> _Exercise_:
All of the data that follows should be retyped exactly as it appears.

Stored dataset items
- - -

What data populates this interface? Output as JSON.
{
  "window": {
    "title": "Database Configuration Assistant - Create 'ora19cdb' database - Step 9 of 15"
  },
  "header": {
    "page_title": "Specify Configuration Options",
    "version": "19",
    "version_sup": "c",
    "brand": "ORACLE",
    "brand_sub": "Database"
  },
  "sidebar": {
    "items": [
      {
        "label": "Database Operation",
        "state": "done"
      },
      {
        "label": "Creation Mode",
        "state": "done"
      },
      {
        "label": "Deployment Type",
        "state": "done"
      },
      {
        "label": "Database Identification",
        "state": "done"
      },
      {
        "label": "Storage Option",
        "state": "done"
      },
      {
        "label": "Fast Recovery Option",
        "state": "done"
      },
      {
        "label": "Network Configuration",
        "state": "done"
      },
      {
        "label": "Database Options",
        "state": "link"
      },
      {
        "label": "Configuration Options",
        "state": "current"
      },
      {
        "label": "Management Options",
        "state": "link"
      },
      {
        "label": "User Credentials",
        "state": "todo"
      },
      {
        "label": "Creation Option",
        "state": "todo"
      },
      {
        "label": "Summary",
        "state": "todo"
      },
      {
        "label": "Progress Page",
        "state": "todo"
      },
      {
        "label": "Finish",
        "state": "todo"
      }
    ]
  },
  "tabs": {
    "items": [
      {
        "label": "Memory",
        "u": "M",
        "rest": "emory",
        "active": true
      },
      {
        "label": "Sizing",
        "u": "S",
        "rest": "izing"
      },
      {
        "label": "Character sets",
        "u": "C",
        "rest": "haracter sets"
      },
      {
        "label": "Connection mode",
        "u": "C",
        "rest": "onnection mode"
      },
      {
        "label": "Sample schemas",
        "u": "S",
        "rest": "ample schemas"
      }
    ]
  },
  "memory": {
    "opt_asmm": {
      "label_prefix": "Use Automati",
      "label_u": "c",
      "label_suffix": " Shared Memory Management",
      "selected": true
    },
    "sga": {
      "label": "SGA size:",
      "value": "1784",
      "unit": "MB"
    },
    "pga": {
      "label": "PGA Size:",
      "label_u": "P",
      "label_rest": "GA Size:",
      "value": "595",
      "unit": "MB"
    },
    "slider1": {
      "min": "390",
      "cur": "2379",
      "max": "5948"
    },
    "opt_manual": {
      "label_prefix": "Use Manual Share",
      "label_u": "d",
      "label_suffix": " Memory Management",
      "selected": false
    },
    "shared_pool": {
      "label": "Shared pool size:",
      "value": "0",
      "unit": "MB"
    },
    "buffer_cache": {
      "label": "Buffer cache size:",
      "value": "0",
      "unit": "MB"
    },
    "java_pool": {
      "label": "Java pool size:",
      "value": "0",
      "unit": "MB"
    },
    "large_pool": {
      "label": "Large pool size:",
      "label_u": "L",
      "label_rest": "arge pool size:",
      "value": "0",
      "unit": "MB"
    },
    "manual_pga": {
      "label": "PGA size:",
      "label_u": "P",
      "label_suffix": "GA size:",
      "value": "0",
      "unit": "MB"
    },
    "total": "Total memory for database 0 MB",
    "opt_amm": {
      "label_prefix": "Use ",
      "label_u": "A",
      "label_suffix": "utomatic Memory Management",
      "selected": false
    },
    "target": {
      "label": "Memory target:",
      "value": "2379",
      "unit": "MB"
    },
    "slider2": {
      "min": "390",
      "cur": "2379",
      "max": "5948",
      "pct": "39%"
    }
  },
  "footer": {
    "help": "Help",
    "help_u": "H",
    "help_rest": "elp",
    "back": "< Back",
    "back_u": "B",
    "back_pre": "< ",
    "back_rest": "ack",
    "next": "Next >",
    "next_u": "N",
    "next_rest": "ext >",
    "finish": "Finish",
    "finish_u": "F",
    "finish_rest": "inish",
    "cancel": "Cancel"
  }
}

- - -

> _Answer to this exercise_:
What data populates this interface? Output as JSON.
{
  "window": {
    "title": "Database Configuration Assistant - Create 'ora19cdb' database - Step 9 of 15"
  },
  "header": {
    "page_title": "Specify Configuration Options",
    "version": "19",
    "version_sup": "c",
    "brand": "ORACLE",
    "brand_sub": "Database"
  },
  "sidebar": {
    "items": [
      {
        "label": "Database Operation",
        "state": "done"
      },
      {
        "label": "Creation Mode",
        "state": "done"
      },
      {
        "label": "Deployment Type",
        "state": "done"
      },
      {
        "label": "Database Identification",
        "state": "done"
      },
      {
        "label": "Storage Option",
        "state": "done"
      },
      {
        "label": "Fast Recovery Option",
        "state": "done"
      },
      {
        "label": "Network Configuration",
        "state": "done"
      },
      {
        "label": "Database Options",
        "state": "link"
      },
      {
        "label": "Configuration Options",
        "state": "current"
      },
      {
        "label": "Management Options",
        "state": "link"
      },
      {
        "label": "User Credentials",
        "state": "todo"
      },
      {
        "label": "Creation Option",
        "state": "todo"
      },
      {
        "label": "Summary",
        "state": "todo"
      },
      {
        "label": "Progress Page",
        "state": "todo"
      },
      {
        "label": "Finish",
        "state": "todo"
      }
    ]
  },
  "tabs": {
    "items": [
      {
        "label": "Memory",
        "u": "M",
        "rest": "emory",
        "active": true
      },
      {
        "label": "Sizing",
        "u": "S",
        "rest": "izing"
      },
      {
        "label": "Character sets",
        "u": "C",
        "rest": "haracter sets"
      },
      {
        "label": "Connection mode",
        "u": "C",
        "rest": "onnection mode"
      },
      {
        "label": "Sample schemas",
        "u": "S",
        "rest": "ample schemas"
      }
    ]
  },
  "memory": {
    "opt_asmm": {
      "label_prefix": "Use Automati",
      "label_u": "c",
      "label_suffix": " Shared Memory Management",
      "selected": true
    },
    "sga": {
      "label": "SGA size:",
      "value": "1784",
      "unit": "MB"
    },
    "pga": {
      "label": "PGA Size:",
      "label_u": "P",
      "label_rest": "GA Size:",
      "value": "595",
      "unit": "MB"
    },
    "slider1": {
      "min": "390",
      "cur": "2379",
      "max": "5948"
    },
    "opt_manual": {
      "label_prefix": "Use Manual Share",
      "label_u": "d",
      "label_suffix": " Memory Management",
      "selected": false
    },
    "shared_pool": {
      "label": "Shared pool size:",
      "value": "0",
      "unit": "MB"
    },
    "buffer_cache": {
      "label": "Buffer cache size:",
      "value": "0",
      "unit": "MB"
    },
    "java_pool": {
      "label": "Java pool size:",
      "value": "0",
      "unit": "MB"
    },
    "large_pool": {
      "label": "Large pool size:",
      "label_u": "L",
      "label_rest": "arge pool size:",
      "value": "0",
      "unit": "MB"
    },
    "manual_pga": {
      "label": "PGA size:",
      "label_u": "P",
      "label_suffix": "GA size:",
      "value": "0",
      "unit": "MB"
    },
    "total": "Total memory for database 0 MB",
    "opt_amm": {
      "label_prefix": "Use ",
      "label_u": "A",
      "label_suffix": "utomatic Memory Management",
      "selected": false
    },
    "target": {
      "label": "Memory target:",
      "value": "2379",
      "unit": "MB"
    },
    "slider2": {
      "min": "390",
      "cur": "2379",
      "max": "5948",
      "pct": "39%"
    }
  },
  "footer": {
    "help": "Help",
    "help_u": "H",
    "help_rest": "elp",
    "back": "< Back",
    "back_u": "B",
    "back_pre": "< ",
    "back_rest": "ack",
    "next": "Next >",
    "next_u": "N",
    "next_rest": "ext >",
    "finish": "Finish",
    "finish_u": "F",
    "finish_rest": "inish",
    "cancel": "Cancel"
  }
}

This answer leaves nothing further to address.